A recent Standard & Poor’s study of the top 100 Asean companies found that between 2008 and the first quarter of 2014, 17 Thai firms accounted for about $21bn, or 40% of the $55bn-worth of acquisitions reported in the region during the period, according to S&P credit analyst Xavier Jean. Mr Jean added that these were just acquisitions made by listed firms, and if the buy-outs made by unlisted firms were included the amount would have been much higher.   

S&P noted that the buying spree had in part been spurred by access to cheap credit. The 100 companies surveyed had an estimated aggregate debt of nearly $270bn as of March 31, 2014, of which some $160bn had been notched up during the 2008 to 2014 period.
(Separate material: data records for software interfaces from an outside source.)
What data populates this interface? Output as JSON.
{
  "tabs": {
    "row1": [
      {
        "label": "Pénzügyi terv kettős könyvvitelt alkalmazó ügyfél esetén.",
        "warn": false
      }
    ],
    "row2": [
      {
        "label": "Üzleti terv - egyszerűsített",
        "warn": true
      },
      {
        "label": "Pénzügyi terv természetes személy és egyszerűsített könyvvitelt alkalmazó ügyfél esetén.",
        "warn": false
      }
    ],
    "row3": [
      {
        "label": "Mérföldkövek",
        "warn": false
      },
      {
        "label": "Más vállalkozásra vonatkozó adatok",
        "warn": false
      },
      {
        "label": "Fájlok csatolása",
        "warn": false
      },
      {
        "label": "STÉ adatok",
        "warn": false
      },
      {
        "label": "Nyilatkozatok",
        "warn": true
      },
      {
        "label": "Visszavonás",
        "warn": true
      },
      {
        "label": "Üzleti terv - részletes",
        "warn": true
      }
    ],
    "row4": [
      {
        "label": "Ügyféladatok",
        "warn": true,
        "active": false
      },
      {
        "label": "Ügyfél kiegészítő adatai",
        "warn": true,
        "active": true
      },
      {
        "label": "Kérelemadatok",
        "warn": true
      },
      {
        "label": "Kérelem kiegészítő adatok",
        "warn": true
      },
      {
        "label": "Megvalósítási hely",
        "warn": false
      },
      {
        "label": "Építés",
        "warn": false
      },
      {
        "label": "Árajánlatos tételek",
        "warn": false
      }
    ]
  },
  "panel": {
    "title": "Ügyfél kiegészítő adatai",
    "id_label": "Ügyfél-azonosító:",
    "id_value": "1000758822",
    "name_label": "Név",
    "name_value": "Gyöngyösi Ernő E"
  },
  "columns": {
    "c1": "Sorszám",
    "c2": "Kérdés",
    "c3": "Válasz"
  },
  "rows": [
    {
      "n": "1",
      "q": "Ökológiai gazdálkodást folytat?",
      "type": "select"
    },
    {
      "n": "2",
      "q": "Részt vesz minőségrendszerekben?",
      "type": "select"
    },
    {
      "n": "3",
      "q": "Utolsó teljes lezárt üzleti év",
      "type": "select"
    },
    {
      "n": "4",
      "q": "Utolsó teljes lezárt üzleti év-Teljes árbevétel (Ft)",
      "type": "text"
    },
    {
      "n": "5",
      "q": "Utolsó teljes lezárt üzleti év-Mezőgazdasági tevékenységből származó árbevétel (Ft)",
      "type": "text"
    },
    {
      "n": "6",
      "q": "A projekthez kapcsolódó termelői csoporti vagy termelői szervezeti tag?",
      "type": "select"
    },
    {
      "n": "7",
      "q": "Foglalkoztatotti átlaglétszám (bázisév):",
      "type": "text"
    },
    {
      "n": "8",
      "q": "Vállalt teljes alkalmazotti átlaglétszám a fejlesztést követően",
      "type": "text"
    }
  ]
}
Many Asean firms, especially those from Thailand, are considered to be highly leveraged.

Mr Jean said: “We don’t currently see corporate debt levels in Asean as dangerously high. Banks remain profitable, liquidity remains available and refinancing amounts are manageable. The bigger risk in our view is a sudden withdrawal of liquidity, because of a much sharper increase in interest rates or a loss of confidence by creditors and a turn in the credit cycle.”

Economists have pointed out, however, the larger companies within the Asean region that are not expanding are taking a risk. “If they don’t invest now, other companies will, so they would be better making the first move,” said Charl Kengchon, managing director of the Kasikorn Research Center. “If they think they can afford it, if they have enough capital and the economies of scale, why not?”

The Siam Cement Group (SCG), for instance, has been concentrating on the whole Asean market, giving it a potential customer reach of 600 million people, compared with just 65 million in its home market of Thailand. In recent years, the group, Thailand’s largest industrial conglomerate, has spent Bt70bn on 28 mergers and acquisitions, most of them in the Asean region.

“As of end-September 2014, our Asean assets were valued at 17% of total assets,” said Kan Trakulhoon, president and CEO of SCG. In 2013, SCG’s revenues grew 7% to Bt434.3bn, with 65% of sales generated in Thailand, 9% in Asean and 26% from exports, of which 11% were to Asean countries. Mr Kan, for one, is not worried about the group’s debt. “SCG has strong financial discipline and we maintain our internal leverage," he said.